# Records for this task

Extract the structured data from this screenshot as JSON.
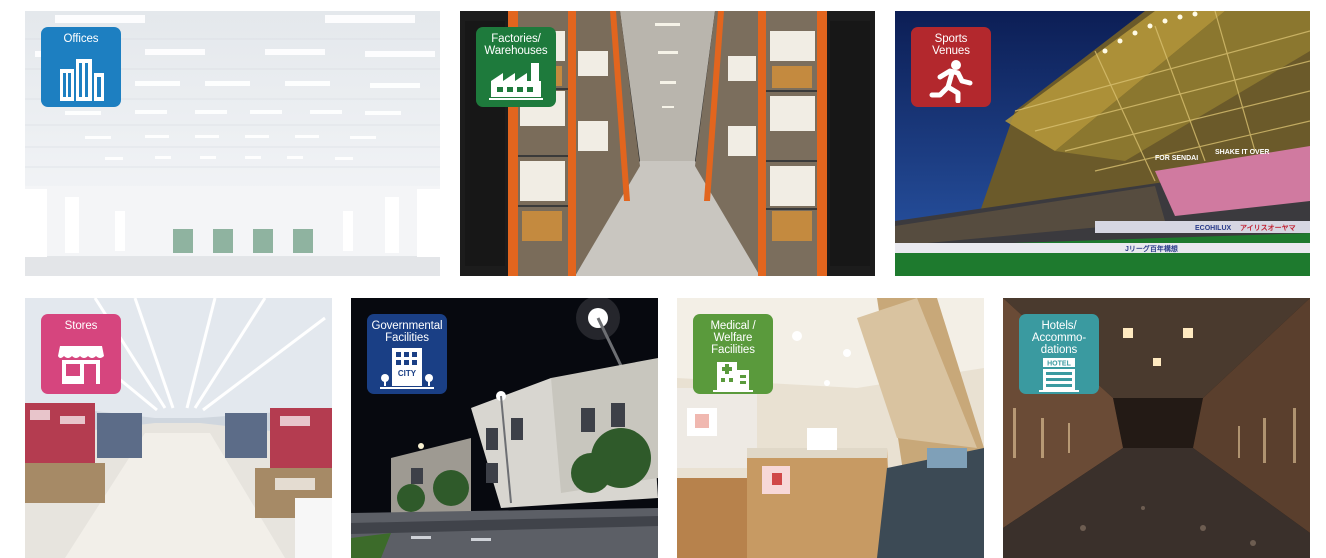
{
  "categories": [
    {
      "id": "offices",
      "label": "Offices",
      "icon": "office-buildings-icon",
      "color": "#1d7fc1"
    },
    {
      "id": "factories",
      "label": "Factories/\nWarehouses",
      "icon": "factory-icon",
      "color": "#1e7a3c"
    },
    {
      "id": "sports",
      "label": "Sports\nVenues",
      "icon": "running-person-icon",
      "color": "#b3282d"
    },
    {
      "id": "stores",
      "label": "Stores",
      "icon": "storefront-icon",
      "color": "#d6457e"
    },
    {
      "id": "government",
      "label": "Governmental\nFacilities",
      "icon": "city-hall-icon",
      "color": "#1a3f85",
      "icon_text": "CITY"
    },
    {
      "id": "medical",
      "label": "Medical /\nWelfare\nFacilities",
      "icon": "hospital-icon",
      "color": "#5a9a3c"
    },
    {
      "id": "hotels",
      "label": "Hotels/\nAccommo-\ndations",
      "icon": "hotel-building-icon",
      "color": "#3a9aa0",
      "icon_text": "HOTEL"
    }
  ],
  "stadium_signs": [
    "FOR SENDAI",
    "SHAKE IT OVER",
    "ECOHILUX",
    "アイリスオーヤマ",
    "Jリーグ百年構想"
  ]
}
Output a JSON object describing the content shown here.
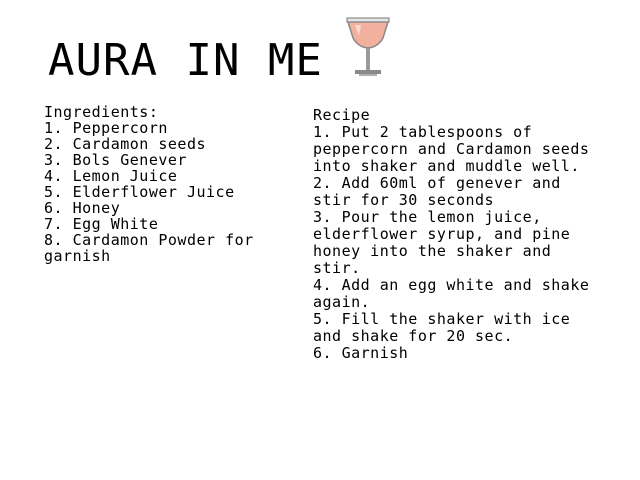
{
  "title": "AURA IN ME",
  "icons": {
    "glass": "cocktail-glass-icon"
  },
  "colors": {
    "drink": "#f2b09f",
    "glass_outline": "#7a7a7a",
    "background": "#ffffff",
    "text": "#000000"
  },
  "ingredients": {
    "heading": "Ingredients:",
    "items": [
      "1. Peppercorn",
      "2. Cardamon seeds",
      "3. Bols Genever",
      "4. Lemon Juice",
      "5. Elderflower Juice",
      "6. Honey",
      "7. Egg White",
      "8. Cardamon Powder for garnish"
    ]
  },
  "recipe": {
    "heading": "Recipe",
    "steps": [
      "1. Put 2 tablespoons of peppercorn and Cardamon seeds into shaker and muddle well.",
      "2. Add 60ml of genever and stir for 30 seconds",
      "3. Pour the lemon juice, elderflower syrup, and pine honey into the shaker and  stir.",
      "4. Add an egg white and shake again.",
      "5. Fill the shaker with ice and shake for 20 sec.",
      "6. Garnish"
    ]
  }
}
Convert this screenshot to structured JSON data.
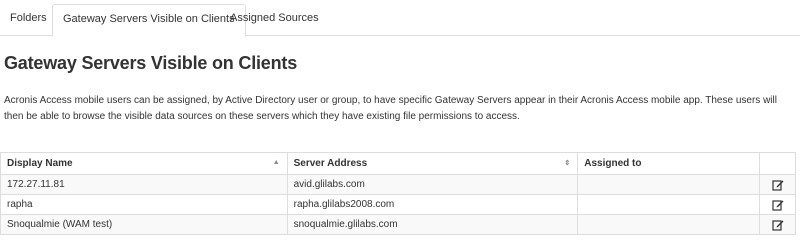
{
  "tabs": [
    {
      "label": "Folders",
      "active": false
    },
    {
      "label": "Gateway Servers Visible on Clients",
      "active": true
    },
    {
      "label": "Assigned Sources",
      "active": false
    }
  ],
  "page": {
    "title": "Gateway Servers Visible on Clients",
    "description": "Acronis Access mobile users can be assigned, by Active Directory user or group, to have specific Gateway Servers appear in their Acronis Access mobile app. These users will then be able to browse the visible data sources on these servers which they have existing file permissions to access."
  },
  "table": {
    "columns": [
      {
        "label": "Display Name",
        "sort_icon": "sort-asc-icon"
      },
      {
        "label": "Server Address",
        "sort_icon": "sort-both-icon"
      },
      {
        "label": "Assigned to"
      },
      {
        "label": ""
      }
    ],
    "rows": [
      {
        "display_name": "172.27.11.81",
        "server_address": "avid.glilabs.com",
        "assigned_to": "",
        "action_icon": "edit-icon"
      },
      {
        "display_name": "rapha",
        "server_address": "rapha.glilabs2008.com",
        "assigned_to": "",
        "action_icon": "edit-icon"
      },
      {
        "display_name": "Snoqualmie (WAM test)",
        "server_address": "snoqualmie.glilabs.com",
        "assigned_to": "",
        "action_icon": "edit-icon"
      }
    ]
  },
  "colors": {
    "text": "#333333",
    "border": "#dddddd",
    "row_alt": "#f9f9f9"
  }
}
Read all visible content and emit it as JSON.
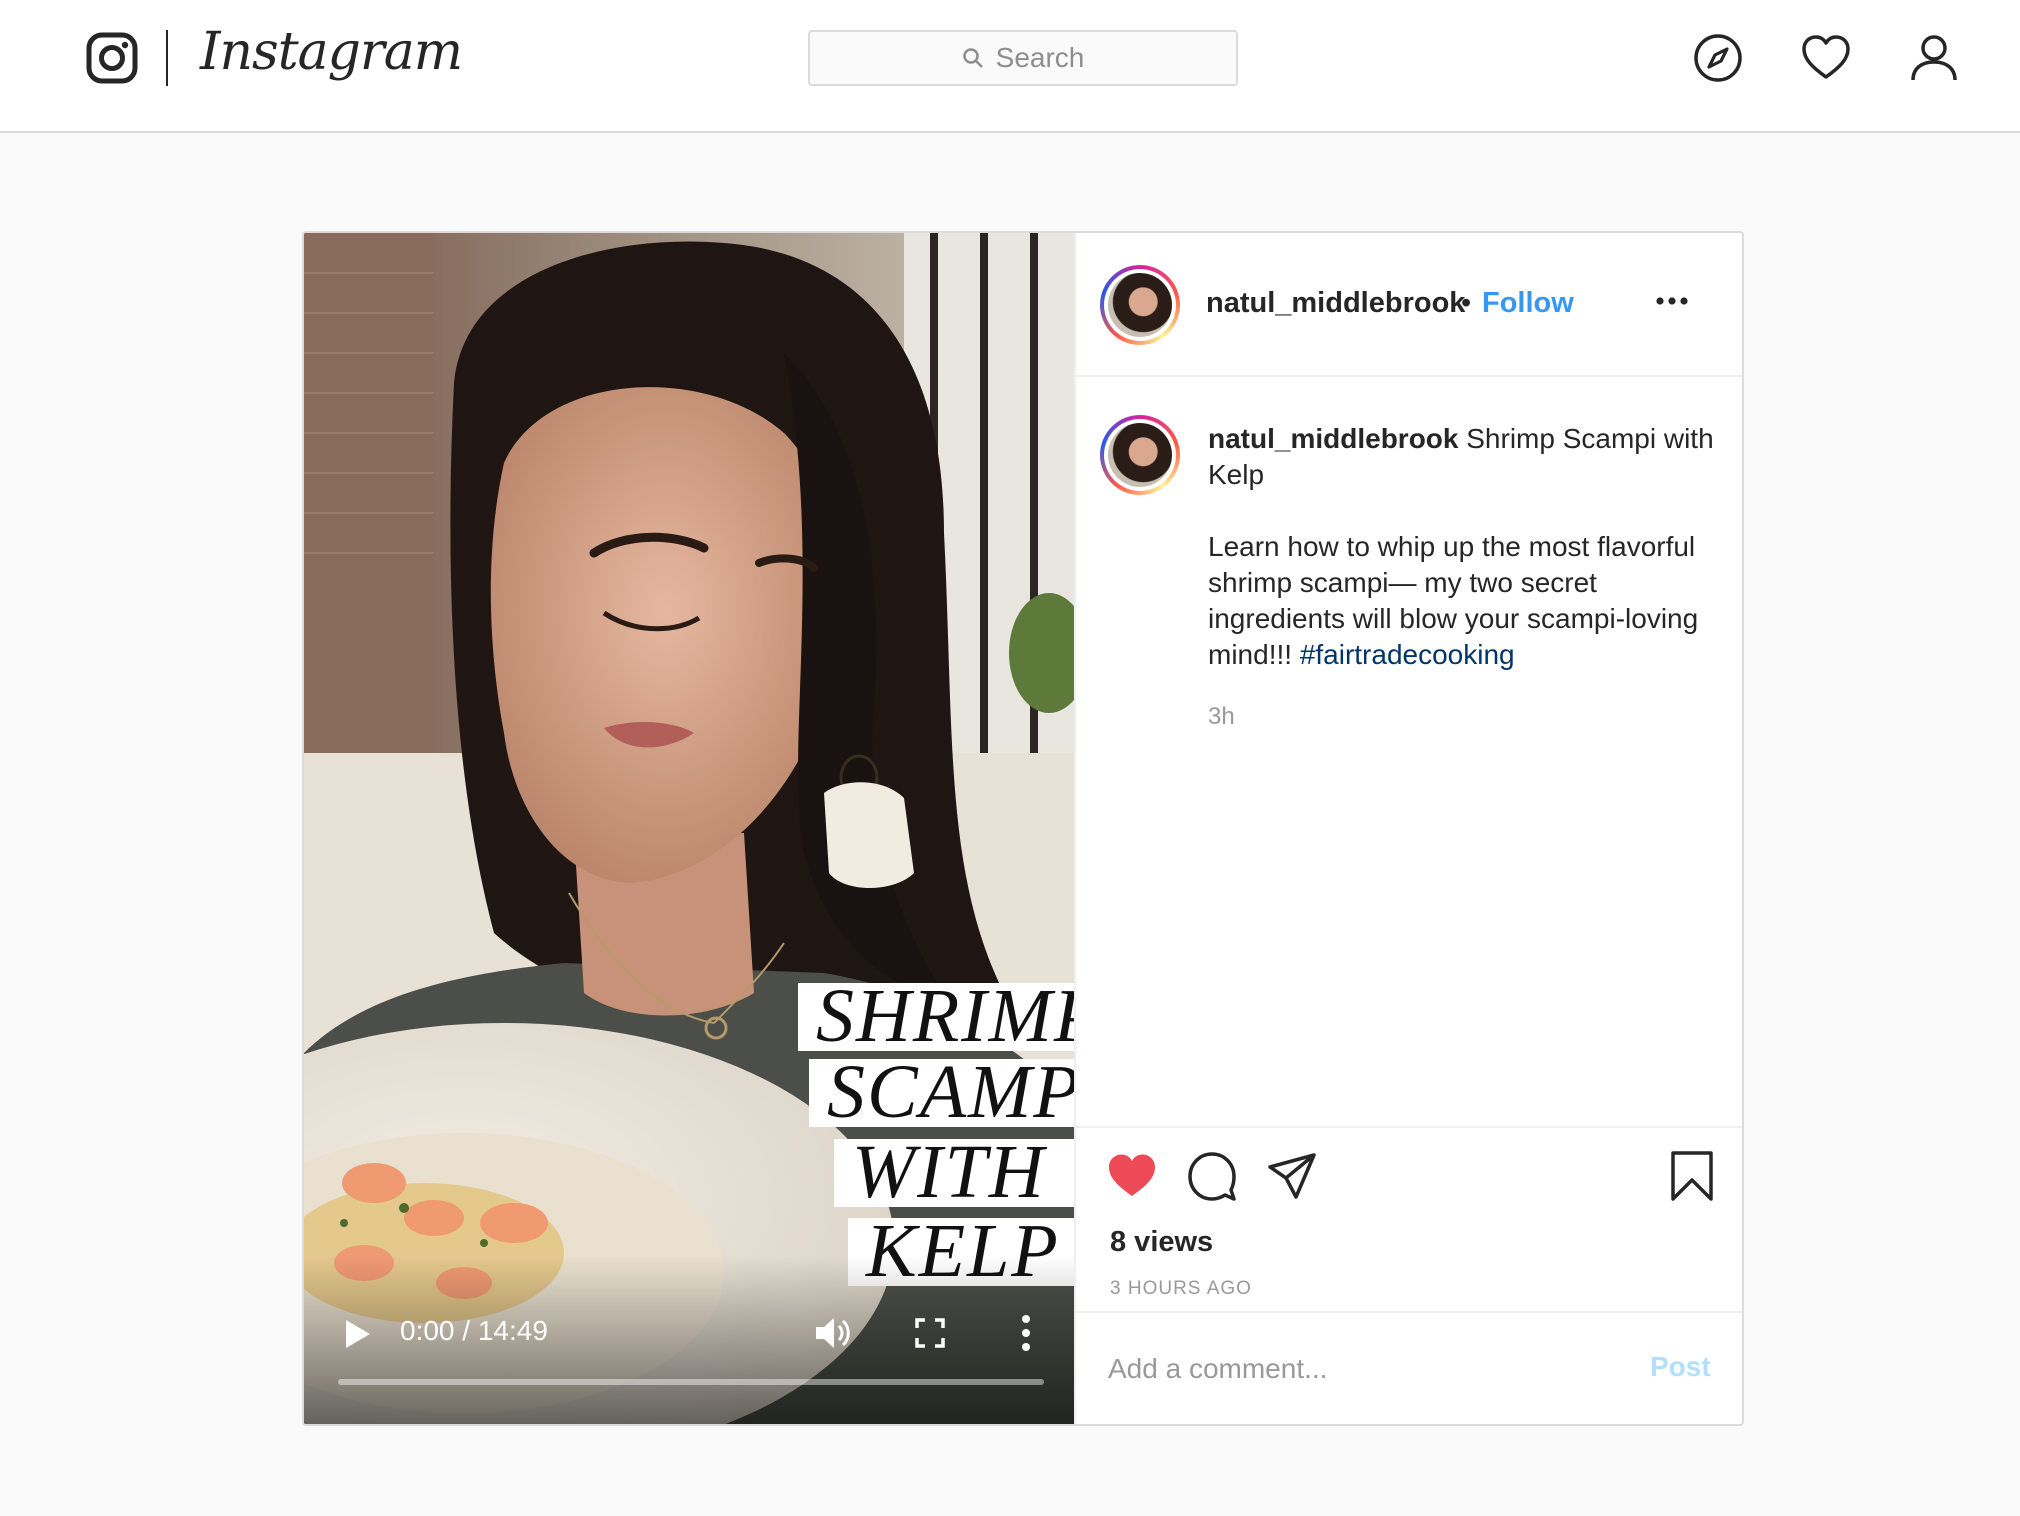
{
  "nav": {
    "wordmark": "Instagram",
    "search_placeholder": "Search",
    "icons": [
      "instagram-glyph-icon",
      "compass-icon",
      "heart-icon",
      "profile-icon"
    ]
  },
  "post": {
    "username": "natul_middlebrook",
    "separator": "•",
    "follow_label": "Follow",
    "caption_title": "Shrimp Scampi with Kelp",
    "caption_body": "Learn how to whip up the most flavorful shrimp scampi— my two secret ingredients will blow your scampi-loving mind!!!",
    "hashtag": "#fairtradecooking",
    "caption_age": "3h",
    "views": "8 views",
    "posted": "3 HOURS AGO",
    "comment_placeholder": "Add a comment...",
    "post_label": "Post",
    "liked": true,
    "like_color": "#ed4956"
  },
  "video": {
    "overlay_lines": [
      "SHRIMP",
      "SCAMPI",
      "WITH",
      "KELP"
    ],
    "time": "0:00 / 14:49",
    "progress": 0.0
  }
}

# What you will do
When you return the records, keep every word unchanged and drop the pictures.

# Expected output
Extract the structured data from this screenshot as JSON.
{
  "categories": [
    {
      "id": "offices",
      "label": "Offices",
      "icon": "office-buildings-icon",
      "color": "#1d7fc1"
    },
    {
      "id": "factories",
      "label": "Factories/\nWarehouses",
      "icon": "factory-icon",
      "color": "#1e7a3c"
    },
    {
      "id": "sports",
      "label": "Sports\nVenues",
      "icon": "running-person-icon",
      "color": "#b3282d"
    },
    {
      "id": "stores",
      "label": "Stores",
      "icon": "storefront-icon",
      "color": "#d6457e"
    },
    {
      "id": "government",
      "label": "Governmental\nFacilities",
      "icon": "city-hall-icon",
      "color": "#1a3f85",
      "icon_text": "CITY"
    },
    {
      "id": "medical",
      "label": "Medical /\nWelfare\nFacilities",
      "icon": "hospital-icon",
      "color": "#5a9a3c"
    },
    {
      "id": "hotels",
      "label": "Hotels/\nAccommo-\ndations",
      "icon": "hotel-building-icon",
      "color": "#3a9aa0",
      "icon_text": "HOTEL"
    }
  ],
  "stadium_signs": [
    "FOR SENDAI",
    "SHAKE IT OVER",
    "ECOHILUX",
    "アイリスオーヤマ",
    "Jリーグ百年構想"
  ]
}
Output a JSON object describing the content shown here.
{
  "title": "AURA IN ME",
  "icons": {
    "glass": "cocktail-glass-icon"
  },
  "colors": {
    "drink": "#f2b09f",
    "glass_outline": "#7a7a7a",
    "background": "#ffffff",
    "text": "#000000"
  },
  "ingredients": {
    "heading": "Ingredients:",
    "items": [
      "1. Peppercorn",
      "2. Cardamon seeds",
      "3. Bols Genever",
      "4. Lemon Juice",
      "5. Elderflower Juice",
      "6. Honey",
      "7. Egg White",
      "8. Cardamon Powder for garnish"
    ]
  },
  "recipe": {
    "heading": "Recipe",
    "steps": [
      "1. Put 2 tablespoons of peppercorn and Cardamon seeds into shaker and muddle well.",
      "2. Add 60ml of genever and stir for 30 seconds",
      "3. Pour the lemon juice, elderflower syrup, and pine honey into the shaker and  stir.",
      "4. Add an egg white and shake again.",
      "5. Fill the shaker with ice and shake for 20 sec.",
      "6. Garnish"
    ]
  }
}
Convert this screenshot to structured JSON data.
{
  "tabs": [
    {
      "label": "Folders",
      "active": false
    },
    {
      "label": "Gateway Servers Visible on Clients",
      "active": true
    },
    {
      "label": "Assigned Sources",
      "active": false
    }
  ],
  "page": {
    "title": "Gateway Servers Visible on Clients",
    "description": "Acronis Access mobile users can be assigned, by Active Directory user or group, to have specific Gateway Servers appear in their Acronis Access mobile app. These users will then be able to browse the visible data sources on these servers which they have existing file permissions to access."
  },
  "table": {
    "columns": [
      {
        "label": "Display Name",
        "sort_icon": "sort-asc-icon"
      },
      {
        "label": "Server Address",
        "sort_icon": "sort-both-icon"
      },
      {
        "label": "Assigned to"
      },
      {
        "label": ""
      }
    ],
    "rows": [
      {
        "display_name": "172.27.11.81",
        "server_address": "avid.glilabs.com",
        "assigned_to": "",
        "action_icon": "edit-icon"
      },
      {
        "display_name": "rapha",
        "server_address": "rapha.glilabs2008.com",
        "assigned_to": "",
        "action_icon": "edit-icon"
      },
      {
        "display_name": "Snoqualmie (WAM test)",
        "server_address": "snoqualmie.glilabs.com",
        "assigned_to": "",
        "action_icon": "edit-icon"
      }
    ]
  },
  "colors": {
    "text": "#333333",
    "border": "#dddddd",
    "row_alt": "#f9f9f9"
  }
}
Read all visible content and emit it as JSON.
{
  "nav": {
    "wordmark": "Instagram",
    "search_placeholder": "Search",
    "icons": [
      "instagram-glyph-icon",
      "compass-icon",
      "heart-icon",
      "profile-icon"
    ]
  },
  "post": {
    "username": "natul_middlebrook",
    "separator": "•",
    "follow_label": "Follow",
    "caption_title": "Shrimp Scampi with Kelp",
    "caption_body": "Learn how to whip up the most flavorful shrimp scampi— my two secret ingredients will blow your scampi-loving mind!!!",
    "hashtag": "#fairtradecooking",
    "caption_age": "3h",
    "views": "8 views",
    "posted": "3 HOURS AGO",
    "comment_placeholder": "Add a comment...",
    "post_label": "Post",
    "liked": true,
    "like_color": "#ed4956"
  },
  "video": {
    "overlay_lines": [
      "SHRIMP",
      "SCAMPI",
      "WITH",
      "KELP"
    ],
    "time": "0:00 / 14:49",
    "progress": 0.0
  }
}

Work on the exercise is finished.